A dozen years after NIST published its uninspiring study, leak surveillance remained the best thing going, as an author, writing in NACE’s new journal Corrosion, acknowledged: “The main problem attacked in these studies … is as far from a solution as when the investigation was first made.” A dozen years after that, NIST concluded: “Underground corrosion that has occurred can be explained, but, even today, theory does not permit accurate prediction of the extent of corrosion to be expected.” (They still use linewalkers — and drones — on the Trans-Alaska Pipeline.)
When utilities switched from manufactured gas to natural gas, one more significant change came along. They added an odorant, because natural gas has no smell. When Los Angeles did this, in July of 1929, leak complaints spiked 20-fold — and this gave someone an idea. To detect leaks, utilities once or twice a year quadrupled the amount of odorant they used, and waited for reports to come in. (Had Texas added odorant sooner than it did, it could have avoided the catastrophic gas explosion that killed 300 New London school students in 1937.) Others tried ionizing their gas, then tried to detect it where it shouldn’t have been. A German company put ammonia into its pipe, and then looked for heavy fog. Others considered more dangerous tracers, including hydrogen, helium, neon, and acetylene, and radioactive tracers.

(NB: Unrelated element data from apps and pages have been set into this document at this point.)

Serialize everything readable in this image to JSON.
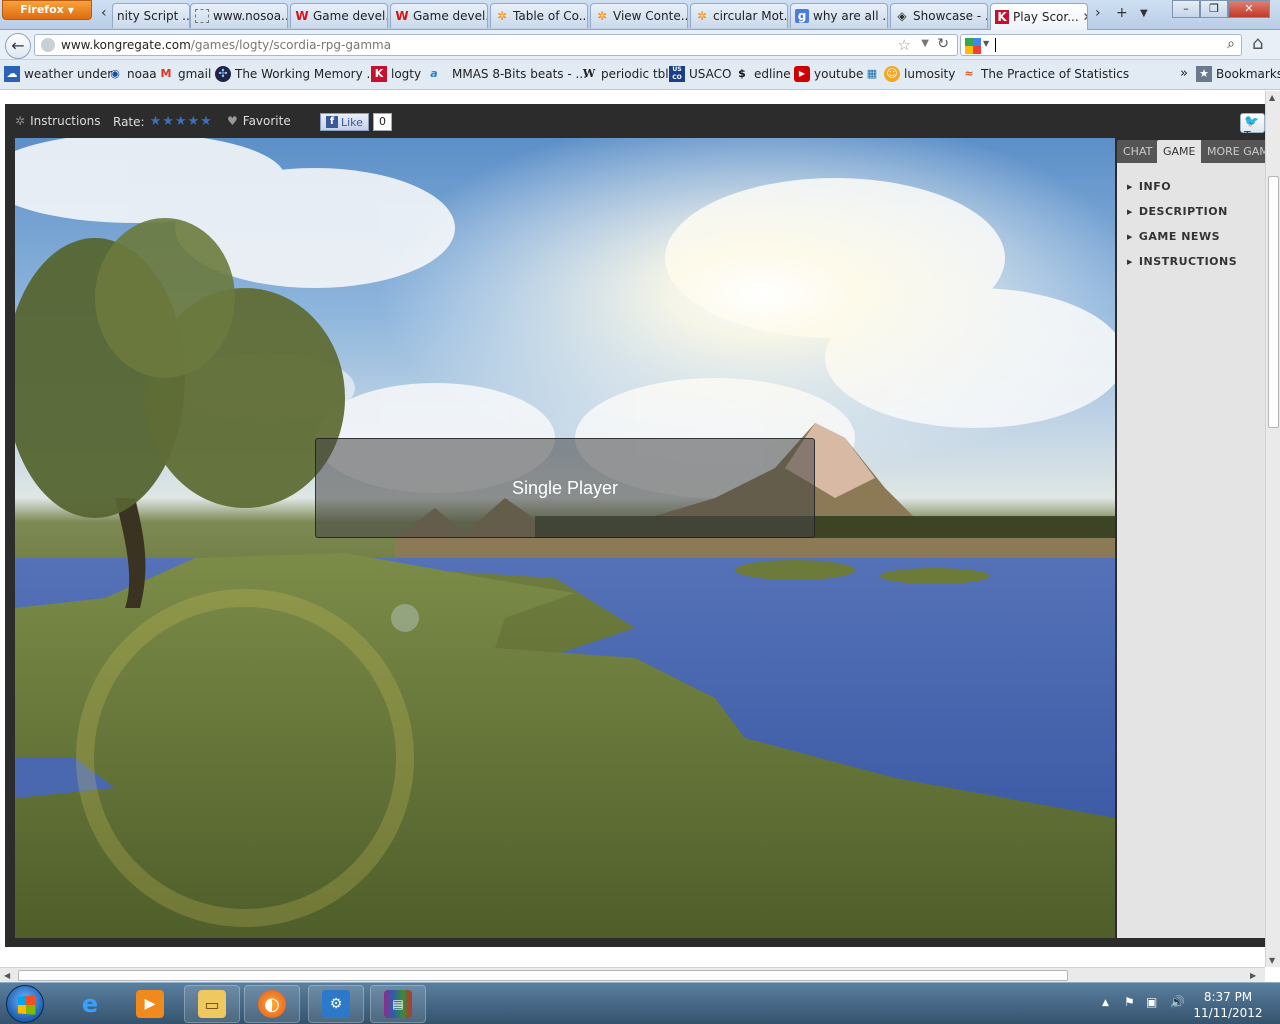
{
  "browser": {
    "menu_button": "Firefox",
    "tabs": [
      {
        "label": "nity Script ...",
        "icon": "unity-icon"
      },
      {
        "label": "www.nosoa...",
        "icon": "page-icon"
      },
      {
        "label": "Game devel...",
        "icon": "wikipedia-icon"
      },
      {
        "label": "Game devel...",
        "icon": "wikipedia-icon"
      },
      {
        "label": "Table of Co...",
        "icon": "dots-icon"
      },
      {
        "label": "View Conte...",
        "icon": "dots-icon"
      },
      {
        "label": "circular Mot...",
        "icon": "dots-icon"
      },
      {
        "label": "why are all ...",
        "icon": "google-icon"
      },
      {
        "label": "Showcase - ...",
        "icon": "unity-icon"
      },
      {
        "label": "Play Scor...",
        "icon": "kongregate-icon"
      }
    ],
    "url_domain": "www.kongregate.com",
    "url_path": "/games/logty/scordia-rpg-gamma",
    "search_value": ""
  },
  "bookmarks": {
    "items": [
      {
        "label": "weather under",
        "icon": "weather-icon"
      },
      {
        "label": "noaa",
        "icon": "noaa-icon"
      },
      {
        "label": "gmail",
        "icon": "gmail-icon"
      },
      {
        "label": "The Working Memory ...",
        "icon": "tree-icon"
      },
      {
        "label": "logty",
        "icon": "kongregate-icon"
      },
      {
        "label": "MMAS 8-Bits beats - ...",
        "icon": "a-icon"
      },
      {
        "label": "periodic tbl",
        "icon": "w-icon"
      },
      {
        "label": "USACO",
        "icon": "usaco-icon"
      },
      {
        "label": "edline",
        "icon": "edline-icon"
      },
      {
        "label": "youtube",
        "icon": "youtube-icon"
      },
      {
        "label": "lumosity",
        "icon": "lumosity-icon"
      },
      {
        "label": "The Practice of Statistics",
        "icon": "stats-icon"
      }
    ],
    "folder_label": "Bookmarks"
  },
  "game_toolbar": {
    "instructions": "Instructions",
    "rate_label": "Rate:",
    "stars": "★★★★★",
    "favorite": "Favorite",
    "like_label": "Like",
    "like_count": "0",
    "tweet_label": "T"
  },
  "game": {
    "menu_button": "Single Player"
  },
  "side_panel": {
    "tabs": [
      "CHAT",
      "GAME",
      "MORE GAM"
    ],
    "items": [
      "INFO",
      "DESCRIPTION",
      "GAME NEWS",
      "INSTRUCTIONS"
    ]
  },
  "taskbar": {
    "time": "8:37 PM",
    "date": "11/11/2012"
  }
}
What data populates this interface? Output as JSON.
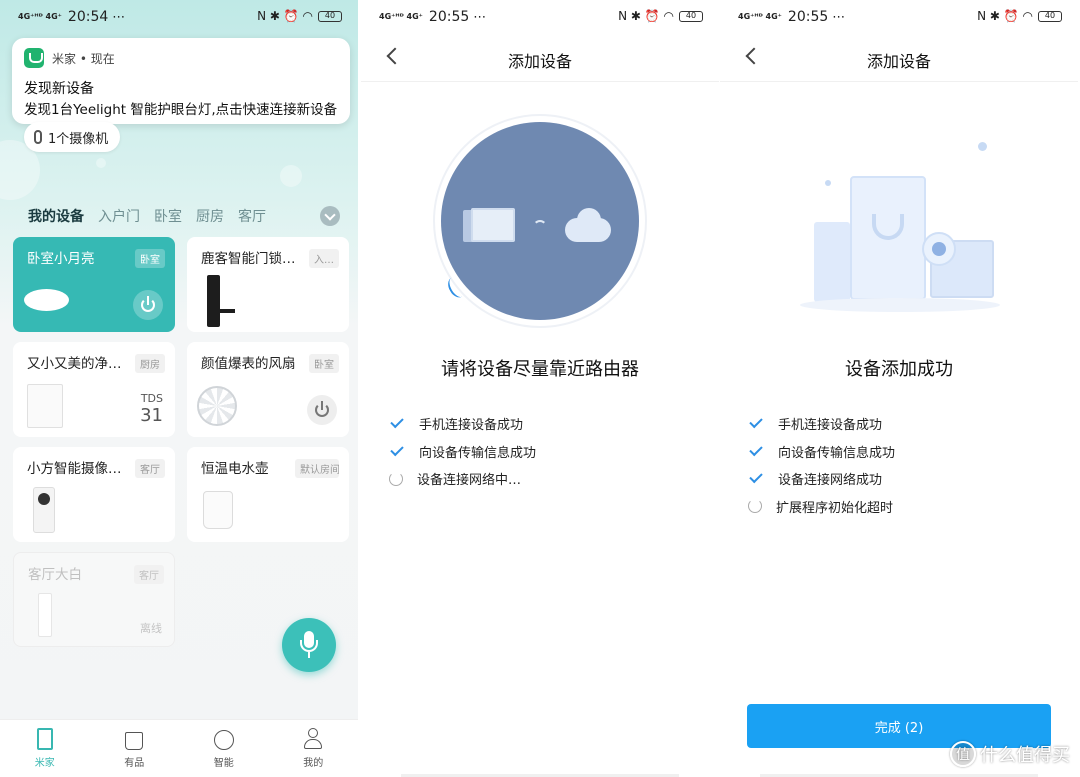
{
  "panel_home": {
    "status": {
      "signal": "4G⁺ᴴᴰ 4G⁺",
      "time": "20:54",
      "right_icons": "N ✱ ⏰ ◠",
      "battery": "40"
    },
    "notification": {
      "app": "米家 • 现在",
      "title": "发现新设备",
      "body": "发现1台Yeelight 智能护眼台灯,点击快速连接新设备"
    },
    "camera_pill": "1个摄像机",
    "tabs": [
      "我的设备",
      "入户门",
      "卧室",
      "厨房",
      "客厅"
    ],
    "devices": [
      {
        "name": "卧室小月亮",
        "room": "卧室"
      },
      {
        "name": "鹿客智能门锁…",
        "room": "入…"
      },
      {
        "name": "又小又美的净…",
        "room": "厨房",
        "metric_label": "TDS",
        "metric_value": "31"
      },
      {
        "name": "颜值爆表的风扇",
        "room": "卧室"
      },
      {
        "name": "小方智能摄像…",
        "room": "客厅"
      },
      {
        "name": "恒温电水壶",
        "room": "默认房间"
      },
      {
        "name": "客厅大白",
        "room": "客厅",
        "state": "离线"
      }
    ],
    "nav": [
      "米家",
      "有品",
      "智能",
      "我的"
    ]
  },
  "panel_connecting": {
    "status": {
      "signal": "4G⁺ᴴᴰ 4G⁺",
      "time": "20:55",
      "right_icons": "N ✱ ⏰ ◠",
      "battery": "40"
    },
    "title": "添加设备",
    "headline": "请将设备尽量靠近路由器",
    "steps": [
      {
        "label": "手机连接设备成功",
        "done": true
      },
      {
        "label": "向设备传输信息成功",
        "done": true
      },
      {
        "label": "设备连接网络中…",
        "done": false
      }
    ]
  },
  "panel_done": {
    "status": {
      "signal": "4G⁺ᴴᴰ 4G⁺",
      "time": "20:55",
      "right_icons": "N ✱ ⏰ ◠",
      "battery": "40"
    },
    "title": "添加设备",
    "headline": "设备添加成功",
    "steps": [
      {
        "label": "手机连接设备成功",
        "done": true
      },
      {
        "label": "向设备传输信息成功",
        "done": true
      },
      {
        "label": "设备连接网络成功",
        "done": true
      },
      {
        "label": "扩展程序初始化超时",
        "done": false
      }
    ],
    "done_button": "完成 (2)",
    "watermark": "什么值得买",
    "watermark_logo": "值"
  },
  "colors": {
    "accent_teal": "#36b9b4",
    "accent_blue": "#1aa1f3",
    "device_circle": "#6f89b1"
  }
}
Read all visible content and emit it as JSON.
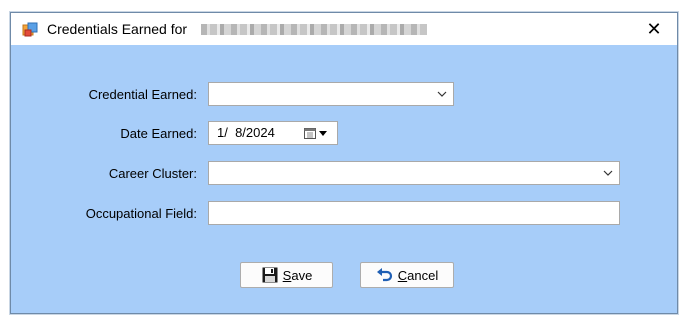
{
  "window": {
    "title": "Credentials Earned for",
    "close_glyph": "✕"
  },
  "form": {
    "credential_label": "Credential Earned:",
    "credential_value": "",
    "date_label": "Date Earned:",
    "date_value": "1/  8/2024",
    "cluster_label": "Career Cluster:",
    "cluster_value": "",
    "occupational_label": "Occupational Field:",
    "occupational_value": ""
  },
  "buttons": {
    "save_access": "S",
    "save_rest": "ave",
    "cancel_access": "C",
    "cancel_rest": "ancel"
  },
  "icons": {
    "app": "form-icon",
    "dropdown": "chevron-down-icon",
    "calendar": "calendar-icon",
    "save": "floppy-disk-icon",
    "cancel": "undo-arrow-icon"
  },
  "colors": {
    "client_background": "#a7cdf9",
    "title_background": "#ffffff"
  }
}
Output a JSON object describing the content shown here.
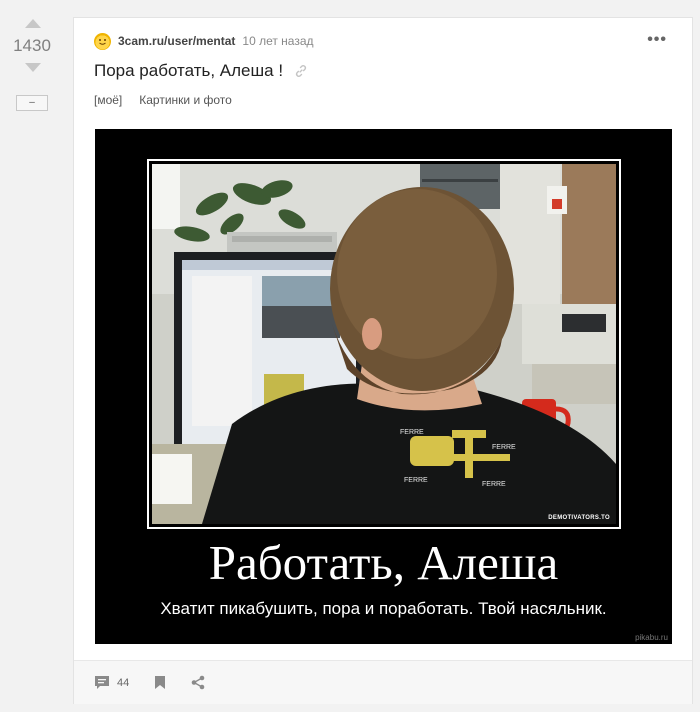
{
  "rating": {
    "count": "1430",
    "collapse_label": "–"
  },
  "story": {
    "author": "3cam.ru/user/mentat",
    "time": "10 лет назад",
    "more": "•••",
    "title": "Пора работать, Алеша !",
    "tags": [
      "[моё]",
      "Картинки и фото"
    ],
    "image": {
      "watermark": "DEMOTIVATORS.TO",
      "caption_main": "Работать, Алеша",
      "caption_sub": "Хватит пикабушить, пора и поработать. Твой насяльник.",
      "site_mark": "pikabu.ru"
    },
    "footer": {
      "comments_count": "44"
    }
  },
  "icons": {
    "avatar": "avatar-emoji-icon",
    "link": "link-icon",
    "comments": "comment-icon",
    "save": "bookmark-icon",
    "share": "share-icon"
  },
  "colors": {
    "vote_arrow": "#c7c7c7",
    "card_bg": "#ffffff",
    "page_bg": "#f2f2f2",
    "image_bg": "#000000"
  }
}
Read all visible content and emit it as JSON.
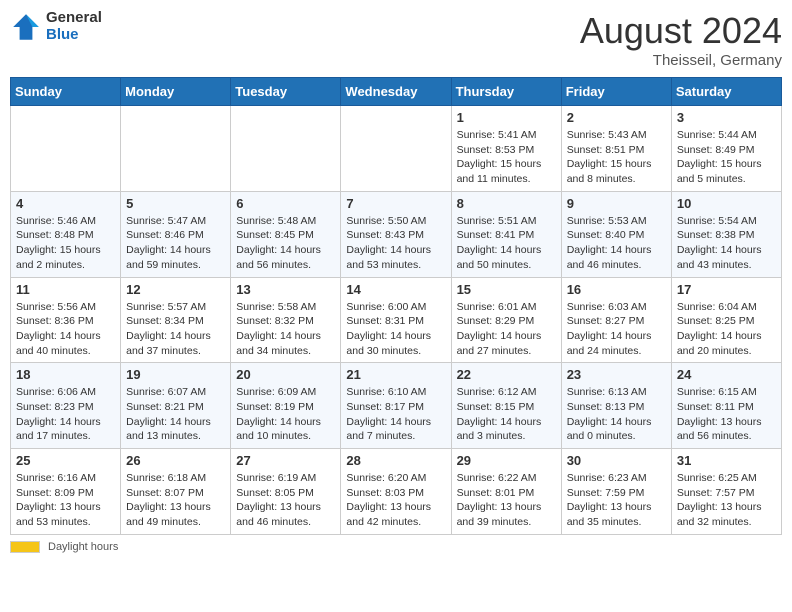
{
  "header": {
    "logo_general": "General",
    "logo_blue": "Blue",
    "month_year": "August 2024",
    "location": "Theisseil, Germany"
  },
  "weekdays": [
    "Sunday",
    "Monday",
    "Tuesday",
    "Wednesday",
    "Thursday",
    "Friday",
    "Saturday"
  ],
  "weeks": [
    [
      {
        "day": "",
        "sunrise": "",
        "sunset": "",
        "daylight": ""
      },
      {
        "day": "",
        "sunrise": "",
        "sunset": "",
        "daylight": ""
      },
      {
        "day": "",
        "sunrise": "",
        "sunset": "",
        "daylight": ""
      },
      {
        "day": "",
        "sunrise": "",
        "sunset": "",
        "daylight": ""
      },
      {
        "day": "1",
        "sunrise": "Sunrise: 5:41 AM",
        "sunset": "Sunset: 8:53 PM",
        "daylight": "Daylight: 15 hours and 11 minutes."
      },
      {
        "day": "2",
        "sunrise": "Sunrise: 5:43 AM",
        "sunset": "Sunset: 8:51 PM",
        "daylight": "Daylight: 15 hours and 8 minutes."
      },
      {
        "day": "3",
        "sunrise": "Sunrise: 5:44 AM",
        "sunset": "Sunset: 8:49 PM",
        "daylight": "Daylight: 15 hours and 5 minutes."
      }
    ],
    [
      {
        "day": "4",
        "sunrise": "Sunrise: 5:46 AM",
        "sunset": "Sunset: 8:48 PM",
        "daylight": "Daylight: 15 hours and 2 minutes."
      },
      {
        "day": "5",
        "sunrise": "Sunrise: 5:47 AM",
        "sunset": "Sunset: 8:46 PM",
        "daylight": "Daylight: 14 hours and 59 minutes."
      },
      {
        "day": "6",
        "sunrise": "Sunrise: 5:48 AM",
        "sunset": "Sunset: 8:45 PM",
        "daylight": "Daylight: 14 hours and 56 minutes."
      },
      {
        "day": "7",
        "sunrise": "Sunrise: 5:50 AM",
        "sunset": "Sunset: 8:43 PM",
        "daylight": "Daylight: 14 hours and 53 minutes."
      },
      {
        "day": "8",
        "sunrise": "Sunrise: 5:51 AM",
        "sunset": "Sunset: 8:41 PM",
        "daylight": "Daylight: 14 hours and 50 minutes."
      },
      {
        "day": "9",
        "sunrise": "Sunrise: 5:53 AM",
        "sunset": "Sunset: 8:40 PM",
        "daylight": "Daylight: 14 hours and 46 minutes."
      },
      {
        "day": "10",
        "sunrise": "Sunrise: 5:54 AM",
        "sunset": "Sunset: 8:38 PM",
        "daylight": "Daylight: 14 hours and 43 minutes."
      }
    ],
    [
      {
        "day": "11",
        "sunrise": "Sunrise: 5:56 AM",
        "sunset": "Sunset: 8:36 PM",
        "daylight": "Daylight: 14 hours and 40 minutes."
      },
      {
        "day": "12",
        "sunrise": "Sunrise: 5:57 AM",
        "sunset": "Sunset: 8:34 PM",
        "daylight": "Daylight: 14 hours and 37 minutes."
      },
      {
        "day": "13",
        "sunrise": "Sunrise: 5:58 AM",
        "sunset": "Sunset: 8:32 PM",
        "daylight": "Daylight: 14 hours and 34 minutes."
      },
      {
        "day": "14",
        "sunrise": "Sunrise: 6:00 AM",
        "sunset": "Sunset: 8:31 PM",
        "daylight": "Daylight: 14 hours and 30 minutes."
      },
      {
        "day": "15",
        "sunrise": "Sunrise: 6:01 AM",
        "sunset": "Sunset: 8:29 PM",
        "daylight": "Daylight: 14 hours and 27 minutes."
      },
      {
        "day": "16",
        "sunrise": "Sunrise: 6:03 AM",
        "sunset": "Sunset: 8:27 PM",
        "daylight": "Daylight: 14 hours and 24 minutes."
      },
      {
        "day": "17",
        "sunrise": "Sunrise: 6:04 AM",
        "sunset": "Sunset: 8:25 PM",
        "daylight": "Daylight: 14 hours and 20 minutes."
      }
    ],
    [
      {
        "day": "18",
        "sunrise": "Sunrise: 6:06 AM",
        "sunset": "Sunset: 8:23 PM",
        "daylight": "Daylight: 14 hours and 17 minutes."
      },
      {
        "day": "19",
        "sunrise": "Sunrise: 6:07 AM",
        "sunset": "Sunset: 8:21 PM",
        "daylight": "Daylight: 14 hours and 13 minutes."
      },
      {
        "day": "20",
        "sunrise": "Sunrise: 6:09 AM",
        "sunset": "Sunset: 8:19 PM",
        "daylight": "Daylight: 14 hours and 10 minutes."
      },
      {
        "day": "21",
        "sunrise": "Sunrise: 6:10 AM",
        "sunset": "Sunset: 8:17 PM",
        "daylight": "Daylight: 14 hours and 7 minutes."
      },
      {
        "day": "22",
        "sunrise": "Sunrise: 6:12 AM",
        "sunset": "Sunset: 8:15 PM",
        "daylight": "Daylight: 14 hours and 3 minutes."
      },
      {
        "day": "23",
        "sunrise": "Sunrise: 6:13 AM",
        "sunset": "Sunset: 8:13 PM",
        "daylight": "Daylight: 14 hours and 0 minutes."
      },
      {
        "day": "24",
        "sunrise": "Sunrise: 6:15 AM",
        "sunset": "Sunset: 8:11 PM",
        "daylight": "Daylight: 13 hours and 56 minutes."
      }
    ],
    [
      {
        "day": "25",
        "sunrise": "Sunrise: 6:16 AM",
        "sunset": "Sunset: 8:09 PM",
        "daylight": "Daylight: 13 hours and 53 minutes."
      },
      {
        "day": "26",
        "sunrise": "Sunrise: 6:18 AM",
        "sunset": "Sunset: 8:07 PM",
        "daylight": "Daylight: 13 hours and 49 minutes."
      },
      {
        "day": "27",
        "sunrise": "Sunrise: 6:19 AM",
        "sunset": "Sunset: 8:05 PM",
        "daylight": "Daylight: 13 hours and 46 minutes."
      },
      {
        "day": "28",
        "sunrise": "Sunrise: 6:20 AM",
        "sunset": "Sunset: 8:03 PM",
        "daylight": "Daylight: 13 hours and 42 minutes."
      },
      {
        "day": "29",
        "sunrise": "Sunrise: 6:22 AM",
        "sunset": "Sunset: 8:01 PM",
        "daylight": "Daylight: 13 hours and 39 minutes."
      },
      {
        "day": "30",
        "sunrise": "Sunrise: 6:23 AM",
        "sunset": "Sunset: 7:59 PM",
        "daylight": "Daylight: 13 hours and 35 minutes."
      },
      {
        "day": "31",
        "sunrise": "Sunrise: 6:25 AM",
        "sunset": "Sunset: 7:57 PM",
        "daylight": "Daylight: 13 hours and 32 minutes."
      }
    ]
  ],
  "footer": {
    "daylight_label": "Daylight hours"
  }
}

To detect leaks, utilities let no idea fall by the wayside. If they couldn’t get Eynon’s eyes, they went for a dog’s nose. In 1948, one company trained a bloodhound to detect gas leaks. The dog performed best in the morning, when not distracted by traffic. His services cost $10 per mile. Another company, in 1956, trained an Alsatian to detect leaks. In six months, it covered 327 miles of pipeline, and found 795 leaks. Leak-detecting dogs are not just thing of the past. Since 2007, the British energy company Penspen has used a dog named Blitzen to check pipelines for leaks. In the phrasing of the Pigging Products and Services Association, “The dog was successfully calibrated before, during and after the inspection.”
It’s easy to forget how newfangled our constructions are. The first successful pipeline was built in 1862. Corrosion theory wasn’t laid out until 1938. Smart pigs, dreamed up in the 1950s, weren’t especially useful until the 1990s. Though our history is rife with technological hiccups, we expect infrastructure to last, and forget what Stuart Eynon and Alyeska know well: the best maintenance starts with surveillance.
Jonathan Waldman, a 2017 Alicia Patterson fellow, is working on his second book, SAM, about the development of an unusual robot. His first book, “RUST: The Longest War,” was a finalist for the LA Times Book Prize.